      The emotional healing support group meets every Thursday, 6:00-7:00pm, at the Jamestown Avenue Counseling Center of Baton Rouge. Jamestown Avenue Counseling Center is located at 4637 Jamestown Avenue, Baton Rouge, Suite B-1. Suite B-1 is upstairs.
       
      The support group is free and open everyone managing celiac disease. For more information: emotionalhealingforceliacs@hotmail.com
    • March 30, 2019 Until March 31, 2019
      0  
      Nourished Festival is a family-friendly event with 10 locations across the US. Attendees will be able to sample food, health and beauty products, meet with companies, learn about the most current food lifestyles, receive coupons and attend educational sessions with industry experts. 
      Nourished Festival, managed by The Nourished Group and presented by Enjoy Life Foods, is the largest gluten-free, allergy-friendly and specialty diet event in the US, with 10 locations including.
      ABOUT THE NOURISHED FESTIVALS
      Managed by The Nourished Group, formerly The Gluten Free Media Group, The Nourished Festivals are the largest and fastest growing special diet consumer events in the United States. Started in 2007, the events have expanded from one to ten cities throughout the country. The festivals cater to anyone looking to lead a healthier lifestyle or those who follow a specialty diet due to autoimmune conditions, food sensitivities, allergies or intolerances. Offerings including Paleo, Keto, Plant-Based, Gluten-Free, Allergen-Friendly and Nut-Free products. The events provide the opportunity for attendees to sample and purchase new products, receive coupons, meet with brand ambassadors and attend educational classes with industry experts. For more information, visit http://www.nourishedfestival.com 
       
  • Member Statistics

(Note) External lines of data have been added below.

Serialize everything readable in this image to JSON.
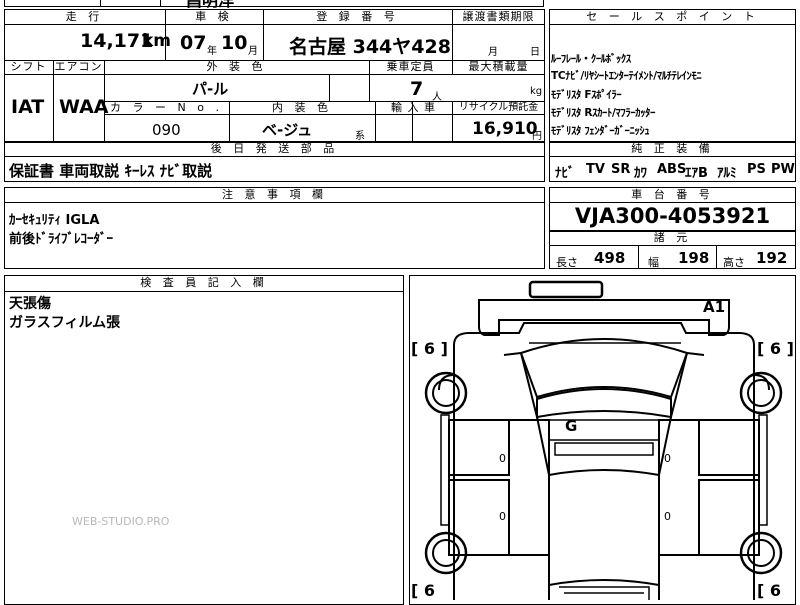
{
  "top_partial": {
    "label": "昌明洋"
  },
  "mileage": {
    "header": "走 行",
    "value": "14,171",
    "unit": "km"
  },
  "inspection": {
    "header": "車 検",
    "year": "07",
    "year_unit": "年",
    "month": "10",
    "month_unit": "月"
  },
  "registration": {
    "header": "登 録 番 号",
    "value": "名古屋 344ヤ428"
  },
  "transfer_deadline": {
    "header": "譲渡書類期限",
    "month_unit": "月",
    "day_unit": "日"
  },
  "shift": {
    "header": "シフト",
    "value": "IAT"
  },
  "aircon": {
    "header": "エアコン",
    "value": "WAA"
  },
  "exterior_color": {
    "header": "外 装 色",
    "value": "パ-ル"
  },
  "capacity": {
    "header": "乗車定員",
    "value": "7",
    "unit": "人"
  },
  "max_load": {
    "header": "最大積載量",
    "unit": "kg"
  },
  "color_no": {
    "header": "カ ラ ー N o .",
    "value": "090"
  },
  "interior_color": {
    "header": "内 装 色",
    "value": "ベ-ジュ",
    "suffix": "系"
  },
  "import_car": {
    "header": "輸 入 車"
  },
  "recycle": {
    "header": "リサイクル預託金",
    "value": "16,910",
    "unit": "円"
  },
  "retrofit": {
    "header": "後 日 発 送 部 品",
    "value": "保証書 車両取説 ｷｰﾚｽ ﾅﾋﾞ取説"
  },
  "sales_points": {
    "header": "セ ー ル ス ポ イ ン ト",
    "items": [
      "ﾙｰﾌﾚｰﾙ・ｸｰﾙﾎﾞｯｸｽ",
      "TCﾅﾋﾞ/ﾘﾔｼｰﾄｴﾝﾀｰﾃｲﾒﾝﾄ/ﾏﾙﾁﾃﾚｲﾝﾓﾆ",
      "ﾓﾃﾞﾘｽﾀ Fｽﾎﾟｲﾗｰ",
      "ﾓﾃﾞﾘｽﾀ Rｽｶｰﾄ/ﾏﾌﾗｰｶｯﾀｰ",
      "ﾓﾃﾞﾘｽﾀ ﾌｪﾝﾀﾞｰｶﾞｰﾆｯｼｭ"
    ]
  },
  "equipment": {
    "header": "純 正 装 備",
    "items": [
      "ﾅﾋﾞ",
      "TV",
      "SR",
      "ｶﾜ",
      "ABS",
      "ｴｱB",
      "ｱﾙﾐ",
      "PS",
      "PW"
    ]
  },
  "notes": {
    "header": "注 意 事 項 欄",
    "lines": [
      "ｶｰｾｷｭﾘﾃｨ IGLA",
      "前後ﾄﾞﾗｲﾌﾞﾚｺｰﾀﾞｰ"
    ]
  },
  "chassis": {
    "header": "車 台 番 号",
    "value": "VJA300-4053921"
  },
  "specs": {
    "header": "諸 元",
    "length_label": "長さ",
    "length": "498",
    "width_label": "幅",
    "width": "198",
    "height_label": "高さ",
    "height": "192"
  },
  "inspector": {
    "header": "検 査 員 記 入 欄",
    "lines": [
      "天張傷",
      "ガラスフィルム張"
    ]
  },
  "watermark": "WEB-STUDIO.PRO",
  "diagram": {
    "marks": [
      "A1",
      "G"
    ],
    "tire_labels": [
      "[ 6 ]",
      "[ 6 ]",
      "[ 6",
      "[ 6"
    ],
    "door_zeros": [
      "0",
      "0",
      "0",
      "0"
    ]
  }
}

    • Total Members
      86,791
    • Most Online
      4,125

    Newest Member
    udayshankar
    Joined
  • Forum Statistics

    • Total Topics
      112,059
    • Total Posts
      956,643
  • Who's Online (See full list)

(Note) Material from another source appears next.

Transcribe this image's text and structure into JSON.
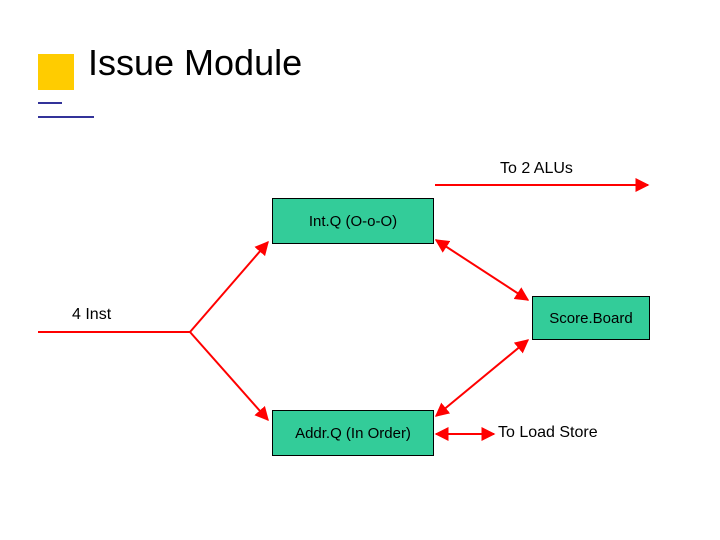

  • Forum Discussions

    Hi, Thanks for your answer! Unfortunately I have to follow the MAOI diet for as long as I'm taking the MAOI, so essentially nobody's going to be inviting me round to dinner from now on… This is a bit of a shock. I don't really have any clear-cut symptoms that I would've considered worth going to the GP about. I mean I'm always tired and I have a bit of IBS and so on but generally I put that down to the other things wrong with me and the medication I have to take for them (mostly the bi
    Thanks Posterboy, that was interesting information.  I believe that I had read something elsewhere about tetracycline, at least, being used instead of, or along with, Dapsone for severe or refractory cases of DH. Unfortunately, even if I had medical insurance (which I do not), and had a regular doctor who was even willing to recognize and accept my condition for what it is, I don't know what kind of luck I would have in persuading that hypothetical doctor to give me a particular and non-sta
Healthysquirrel,  Please have your doctor check your Vitamin D level!   Vitamin D deficiency is related to vertigo https://www.ncbi.nlm.nih.gov/pubmed/27386060 Vitamin D can help with high IgE https://www.ncbi.nlm.nih.gov/pmc/articles/PMC5263170/ Low vitamin D and low ferritin are tied https://www.ncbi.nlm.nih.gov/pubmed/29385099 Dry eye problems including blepharitis can be helped with vitamin d and vitamin a https://www.ncbi.nlm.nih.gov/pmc/articles
  • Blog Entries

  • ×
    ×
    • Create New...